Achieve Visual Effects With Coatings
May 3, 2006

To achieve special visual effects on direct mail pieces that not only create more eye-catching efforts, but help to more effectively communicate messages and boost overall response, consider applying various coatings at the finishing stage. According to Jeff Banks, technical manager, continuous improvement at Menasha, Wisc.-based Banta Corp., one technique that has gained popularity over the last few years is applying a textured coating to direct mail pieces. Using a polymer, rubberized plate and an ultraviolet coating, nearly any type of raised impression can be created on a mail piece—from faux, raised fingerprints to wood grains. Other special techniques available to mailers interested in developing high-end

Present Perfect
May 1, 2006

Some folks have a knack for gift giving. They just know the perfect gift for every special occasion, leaving you marveling at their great intuition and taste. However, while intuition may be good enough for some, Cleveland-based personalized gift retailer Things Remembered has taken gift giving closer to a science. What started as a key kiosk in a shopping mall parking lot has grown into a nationwide enterprise with approximately $300 million in sales, more than 650 retail locations and some 7 million active customers on file (another 8 million customers make up its customer archive). Specializing in personalized gifts for all occasions—everything from

Colin Wheildon on Direct Mail Design
April 26, 2006

In 1995, journalist, designer and editor Colin Wheildon added “international author” to his curriculum vitae with the release of “Type & Layout: How Typography and Design Can Get Your Message Across—Or Get in the Way.” In-the-know designers and marketers responded by adding his treatise to their repertoires. What made Wheildon’s concepts so intriguing is that they were based not on his own design aesthetic or anecdotes, but rather on a nine-year study into the readability and perception of various typographic elements. A decade later, Wheildon joined with writer and editor Geoffrey Heard to expand on his earlier work. As Wheildon explains, the revised edition,

What’s Working With Freemiums
April 26, 2006

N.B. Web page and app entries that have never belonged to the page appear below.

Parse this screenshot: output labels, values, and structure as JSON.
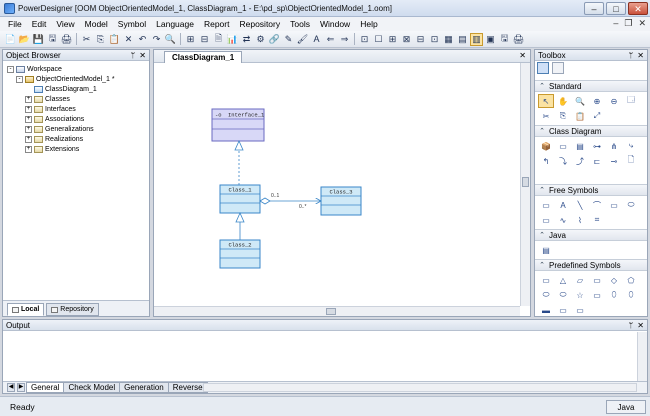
{
  "window": {
    "title": "PowerDesigner [OOM ObjectOrientedModel_1, ClassDiagram_1 - E:\\pd_sp\\ObjectOrientedModel_1.oom]",
    "minimize": "–",
    "maximize": "□",
    "close": "✕"
  },
  "menu": {
    "items": [
      "File",
      "Edit",
      "View",
      "Model",
      "Symbol",
      "Language",
      "Report",
      "Repository",
      "Tools",
      "Window",
      "Help"
    ],
    "mdi_minimize": "–",
    "mdi_restore": "❐",
    "mdi_close": "✕"
  },
  "toolbar": {
    "icons": [
      "📄",
      "📂",
      "💾",
      "🖫",
      "🖨",
      "✂",
      "⎘",
      "📋",
      "✕",
      "↶",
      "↷",
      "🔍",
      "⊞",
      "⊟",
      "🗎",
      "📊",
      "⇄",
      "⚙",
      "🔗",
      "✎",
      "🖌",
      "A",
      "⇐",
      "⇒",
      "⊡",
      "☐",
      "⊞",
      "⊠",
      "⊟",
      "⊡",
      "▦",
      "▤",
      "▥",
      "▣",
      "🖫",
      "🖨"
    ]
  },
  "object_browser": {
    "title": "Object Browser",
    "pin": "ᛘ",
    "close": "✕",
    "tree": [
      {
        "label": "Workspace",
        "icon": "ws",
        "level": 0,
        "expander": "-"
      },
      {
        "label": "ObjectOrientedModel_1 *",
        "icon": "model",
        "level": 1,
        "expander": "-"
      },
      {
        "label": "ClassDiagram_1",
        "icon": "diag",
        "level": 2,
        "expander": ""
      },
      {
        "label": "Classes",
        "icon": "folder",
        "level": 2,
        "expander": "+"
      },
      {
        "label": "Interfaces",
        "icon": "folder",
        "level": 2,
        "expander": "+"
      },
      {
        "label": "Associations",
        "icon": "folder",
        "level": 2,
        "expander": "+"
      },
      {
        "label": "Generalizations",
        "icon": "folder",
        "level": 2,
        "expander": "+"
      },
      {
        "label": "Realizations",
        "icon": "folder",
        "level": 2,
        "expander": "+"
      },
      {
        "label": "Extensions",
        "icon": "folder",
        "level": 2,
        "expander": "+"
      }
    ],
    "tabs": {
      "local": "Local",
      "repository": "Repository"
    }
  },
  "diagram": {
    "tab_label": "ClassDiagram_1",
    "tab_close": "✕",
    "interface_name": "Interface_1",
    "interface_prefix": "-o",
    "class1_name": "Class_1",
    "class2_name": "Class_2",
    "class3_name": "Class_3",
    "assoc_mult1": "0..1",
    "assoc_mult2": "0..*"
  },
  "toolbox": {
    "title": "Toolbox",
    "sections": {
      "standard": {
        "label": "Standard",
        "tools": [
          "↖",
          "✋",
          "🔍",
          "⊕",
          "⊖",
          "🗔",
          "✂",
          "⎘",
          "📋",
          "⤢"
        ]
      },
      "class_diagram": {
        "label": "Class Diagram",
        "tools": [
          "📦",
          "▭",
          "▤",
          "⊶",
          "⋔",
          "⤷",
          "↰",
          "⤵",
          "⤴",
          "⊏",
          "⊸",
          "🗋"
        ]
      },
      "free_symbols": {
        "label": "Free Symbols",
        "tools": [
          "▭",
          "A",
          "╲",
          "⌒",
          "▭",
          "⬭",
          "▭",
          "∿",
          "⌇",
          "⌗"
        ]
      },
      "java": {
        "label": "Java",
        "tools": [
          "▤"
        ]
      },
      "predefined_symbols": {
        "label": "Predefined Symbols",
        "tools": [
          "▭",
          "△",
          "▱",
          "▭",
          "◇",
          "⬠",
          "⬭",
          "⬭",
          "☆",
          "▭",
          "⬯",
          "⬯",
          "▬",
          "▭",
          "▭"
        ]
      }
    }
  },
  "output": {
    "title": "Output",
    "tabs": [
      "General",
      "Check Model",
      "Generation",
      "Reverse"
    ]
  },
  "status": {
    "text": "Ready",
    "language": "Java"
  },
  "colors": {
    "class_fill": "#cfe9f7",
    "class_stroke": "#3a86c8",
    "interface_fill": "#d8d8f7",
    "interface_stroke": "#6a6ac0"
  }
}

When I e-mailed 99 circulation directors and consultants for this article, my response rate was a big, fat zero. It seems freemium users are tight-lipped about their successes. One publishing company achieved a 10 percent lift using a bumper sticker and plans to test an in-line package, but didn’t want its name disclosed. Another publisher polybags its magazine as part of an acquisition mailing, but maintains this is not a true freemium. A third magazine known for its freemiums asked not to be mentioned, no reason given. And on it goes. But after turning over many rocks, I found three freemium users who were less